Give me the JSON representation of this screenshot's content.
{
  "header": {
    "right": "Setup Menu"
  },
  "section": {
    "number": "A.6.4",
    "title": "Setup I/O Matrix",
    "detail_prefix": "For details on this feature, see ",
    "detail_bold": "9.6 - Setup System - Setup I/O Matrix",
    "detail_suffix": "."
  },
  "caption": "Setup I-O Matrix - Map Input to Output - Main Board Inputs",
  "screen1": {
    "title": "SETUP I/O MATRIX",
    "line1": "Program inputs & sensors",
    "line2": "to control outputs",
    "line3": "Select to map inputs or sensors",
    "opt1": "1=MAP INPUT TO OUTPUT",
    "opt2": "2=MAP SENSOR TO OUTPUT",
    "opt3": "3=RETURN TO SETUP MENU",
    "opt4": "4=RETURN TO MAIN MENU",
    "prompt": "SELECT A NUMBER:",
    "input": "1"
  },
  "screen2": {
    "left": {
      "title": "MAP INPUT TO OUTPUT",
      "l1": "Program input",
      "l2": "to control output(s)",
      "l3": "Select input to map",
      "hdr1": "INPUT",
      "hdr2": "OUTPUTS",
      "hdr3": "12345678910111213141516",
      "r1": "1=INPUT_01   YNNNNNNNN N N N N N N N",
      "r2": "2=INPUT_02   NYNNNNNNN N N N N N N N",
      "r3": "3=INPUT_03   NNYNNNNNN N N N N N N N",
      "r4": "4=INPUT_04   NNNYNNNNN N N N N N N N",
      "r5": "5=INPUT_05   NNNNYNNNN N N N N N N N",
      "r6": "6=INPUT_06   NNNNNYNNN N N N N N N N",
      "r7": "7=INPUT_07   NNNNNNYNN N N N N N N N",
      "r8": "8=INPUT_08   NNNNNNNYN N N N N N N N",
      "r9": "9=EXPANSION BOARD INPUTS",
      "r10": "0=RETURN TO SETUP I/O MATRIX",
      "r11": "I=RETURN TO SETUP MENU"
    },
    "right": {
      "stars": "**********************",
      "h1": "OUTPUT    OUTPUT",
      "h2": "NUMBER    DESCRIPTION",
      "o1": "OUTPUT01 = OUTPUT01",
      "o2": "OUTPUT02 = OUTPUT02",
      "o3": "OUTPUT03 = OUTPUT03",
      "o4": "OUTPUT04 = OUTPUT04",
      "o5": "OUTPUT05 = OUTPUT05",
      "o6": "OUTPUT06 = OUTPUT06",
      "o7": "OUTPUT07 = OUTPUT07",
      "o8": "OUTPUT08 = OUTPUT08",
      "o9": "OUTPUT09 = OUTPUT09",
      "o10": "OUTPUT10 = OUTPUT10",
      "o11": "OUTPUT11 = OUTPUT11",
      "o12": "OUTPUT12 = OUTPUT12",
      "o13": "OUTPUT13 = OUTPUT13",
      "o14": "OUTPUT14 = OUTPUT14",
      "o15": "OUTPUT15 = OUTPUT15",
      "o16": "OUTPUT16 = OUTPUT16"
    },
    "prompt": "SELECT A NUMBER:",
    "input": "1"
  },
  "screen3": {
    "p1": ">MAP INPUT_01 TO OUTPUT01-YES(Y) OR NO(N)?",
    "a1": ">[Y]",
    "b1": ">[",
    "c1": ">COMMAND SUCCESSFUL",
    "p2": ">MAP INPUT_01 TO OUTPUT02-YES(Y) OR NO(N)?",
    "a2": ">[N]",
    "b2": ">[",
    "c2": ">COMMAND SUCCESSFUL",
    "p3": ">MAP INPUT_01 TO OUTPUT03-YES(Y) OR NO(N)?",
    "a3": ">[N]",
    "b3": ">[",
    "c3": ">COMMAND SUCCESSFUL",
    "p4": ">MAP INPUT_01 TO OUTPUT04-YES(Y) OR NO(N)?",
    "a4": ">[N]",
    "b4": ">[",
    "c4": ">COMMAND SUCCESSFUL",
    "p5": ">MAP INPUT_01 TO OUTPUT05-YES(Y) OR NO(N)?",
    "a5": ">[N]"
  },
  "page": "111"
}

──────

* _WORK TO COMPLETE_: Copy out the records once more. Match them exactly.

* _RESULT FOR THIS EXERCISE_:
Give me the JSON representation of this screenshot's content.
{
  "header": {
    "right": "Setup Menu"
  },
  "section": {
    "number": "A.6.4",
    "title": "Setup I/O Matrix",
    "detail_prefix": "For details on this feature, see ",
    "detail_bold": "9.6 - Setup System - Setup I/O Matrix",
    "detail_suffix": "."
  },
  "caption": "Setup I-O Matrix - Map Input to Output - Main Board Inputs",
  "screen1": {
    "title": "SETUP I/O MATRIX",
    "line1": "Program inputs & sensors",
    "line2": "to control outputs",
    "line3": "Select to map inputs or sensors",
    "opt1": "1=MAP INPUT TO OUTPUT",
    "opt2": "2=MAP SENSOR TO OUTPUT",
    "opt3": "3=RETURN TO SETUP MENU",
    "opt4": "4=RETURN TO MAIN MENU",
    "prompt": "SELECT A NUMBER:",
    "input": "1"
  },
  "screen2": {
    "left": {
      "title": "MAP INPUT TO OUTPUT",
      "l1": "Program input",
      "l2": "to control output(s)",
      "l3": "Select input to map",
      "hdr1": "INPUT",
      "hdr2": "OUTPUTS",
      "hdr3": "12345678910111213141516",
      "r1": "1=INPUT_01   YNNNNNNNN N N N N N N N",
      "r2": "2=INPUT_02   NYNNNNNNN N N N N N N N",
      "r3": "3=INPUT_03   NNYNNNNNN N N N N N N N",
      "r4": "4=INPUT_04   NNNYNNNNN N N N N N N N",
      "r5": "5=INPUT_05   NNNNYNNNN N N N N N N N",
      "r6": "6=INPUT_06   NNNNNYNNN N N N N N N N",
      "r7": "7=INPUT_07   NNNNNNYNN N N N N N N N",
      "r8": "8=INPUT_08   NNNNNNNYN N N N N N N N",
      "r9": "9=EXPANSION BOARD INPUTS",
      "r10": "0=RETURN TO SETUP I/O MATRIX",
      "r11": "I=RETURN TO SETUP MENU"
    },
    "right": {
      "stars": "**********************",
      "h1": "OUTPUT    OUTPUT",
      "h2": "NUMBER    DESCRIPTION",
      "o1": "OUTPUT01 = OUTPUT01",
      "o2": "OUTPUT02 = OUTPUT02",
      "o3": "OUTPUT03 = OUTPUT03",
      "o4": "OUTPUT04 = OUTPUT04",
      "o5": "OUTPUT05 = OUTPUT05",
      "o6": "OUTPUT06 = OUTPUT06",
      "o7": "OUTPUT07 = OUTPUT07",
      "o8": "OUTPUT08 = OUTPUT08",
      "o9": "OUTPUT09 = OUTPUT09",
      "o10": "OUTPUT10 = OUTPUT10",
      "o11": "OUTPUT11 = OUTPUT11",
      "o12": "OUTPUT12 = OUTPUT12",
      "o13": "OUTPUT13 = OUTPUT13",
      "o14": "OUTPUT14 = OUTPUT14",
      "o15": "OUTPUT15 = OUTPUT15",
      "o16": "OUTPUT16 = OUTPUT16"
    },
    "prompt": "SELECT A NUMBER:",
    "input": "1"
  },
  "screen3": {
    "p1": ">MAP INPUT_01 TO OUTPUT01-YES(Y) OR NO(N)?",
    "a1": ">[Y]",
    "b1": ">[",
    "c1": ">COMMAND SUCCESSFUL",
    "p2": ">MAP INPUT_01 TO OUTPUT02-YES(Y) OR NO(N)?",
    "a2": ">[N]",
    "b2": ">[",
    "c2": ">COMMAND SUCCESSFUL",
    "p3": ">MAP INPUT_01 TO OUTPUT03-YES(Y) OR NO(N)?",
    "a3": ">[N]",
    "b3": ">[",
    "c3": ">COMMAND SUCCESSFUL",
    "p4": ">MAP INPUT_01 TO OUTPUT04-YES(Y) OR NO(N)?",
    "a4": ">[N]",
    "b4": ">[",
    "c4": ">COMMAND SUCCESSFUL",
    "p5": ">MAP INPUT_01 TO OUTPUT05-YES(Y) OR NO(N)?",
    "a5": ">[N]"
  },
  "page": "111"
}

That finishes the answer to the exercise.